Ti Perfection

But let's not forget there's also the steel 'Sidero' and titanium 'Praemio' options. Sure, they're not quite the featherweights that the Photon is, but then they're a different proposition anyway. Steel and Titanium offer very individual, special ride qualities; and treated well are both likely to serve as bikes for life. A price tag in the region of £4500 would get you a Praemio with an Ultegra or SRAM Force build running classy, classic handbuilt wheels - for full custom titanium of this quality that is beyond impressive. Somewhere around £3500 will get you a similar level of quality on the Sidero, and that's a full custom bike (again, to your geometry and colour) for the price of many high-end carbon framesets alone.

If you want to challenge the quality, style or passion of the Guru frames, just take a look at the elegant dropouts that the steel and Ti versions are endowed with...

It's a drop out

What's even more impressive is that Guru lead times are discussed in weeks, not months.

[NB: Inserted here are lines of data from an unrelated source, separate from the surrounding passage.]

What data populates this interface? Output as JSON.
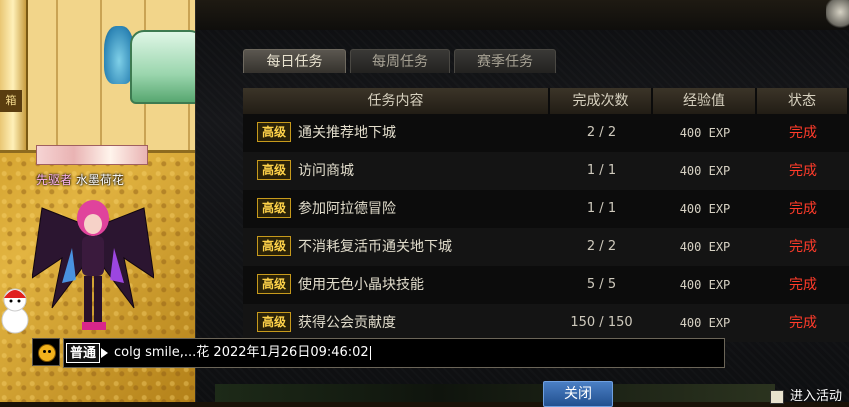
{
  "world": {
    "player_title": "先驱者",
    "player_name": "水墨荷花",
    "sign_text": "箱"
  },
  "panel": {
    "tabs": [
      {
        "label": "每日任务",
        "active": true
      },
      {
        "label": "每周任务",
        "active": false
      },
      {
        "label": "赛季任务",
        "active": false
      }
    ],
    "columns": [
      "任务内容",
      "完成次数",
      "经验值",
      "状态"
    ],
    "rows": [
      {
        "tag": "高级",
        "name": "通关推荐地下城",
        "count": "2 / 2",
        "exp": "400 EXP",
        "status": "完成"
      },
      {
        "tag": "高级",
        "name": "访问商城",
        "count": "1 / 1",
        "exp": "400 EXP",
        "status": "完成"
      },
      {
        "tag": "高级",
        "name": "参加阿拉德冒险",
        "count": "1 / 1",
        "exp": "400 EXP",
        "status": "完成"
      },
      {
        "tag": "高级",
        "name": "不消耗复活币通关地下城",
        "count": "2 / 2",
        "exp": "400 EXP",
        "status": "完成"
      },
      {
        "tag": "高级",
        "name": "使用无色小晶块技能",
        "count": "5 / 5",
        "exp": "400 EXP",
        "status": "完成"
      },
      {
        "tag": "高级",
        "name": "获得公会贡献度",
        "count": "150 / 150",
        "exp": "400 EXP",
        "status": "完成"
      }
    ],
    "close_label": "关闭"
  },
  "event": {
    "label": "进入活动"
  },
  "chat": {
    "channel": "普通",
    "text": "colg smile,...花 2022年1月26日09:46:02"
  },
  "colors": {
    "status_done": "#ff3b2a",
    "tag_gold": "#ffd34a",
    "player_title": "#ffb6f0"
  }
}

Full custom needn't be unobtainable - come and see our Guru range at the Sheen store and talk to us about getting your dream bike under way.

Words: Rich (The Bike Tart)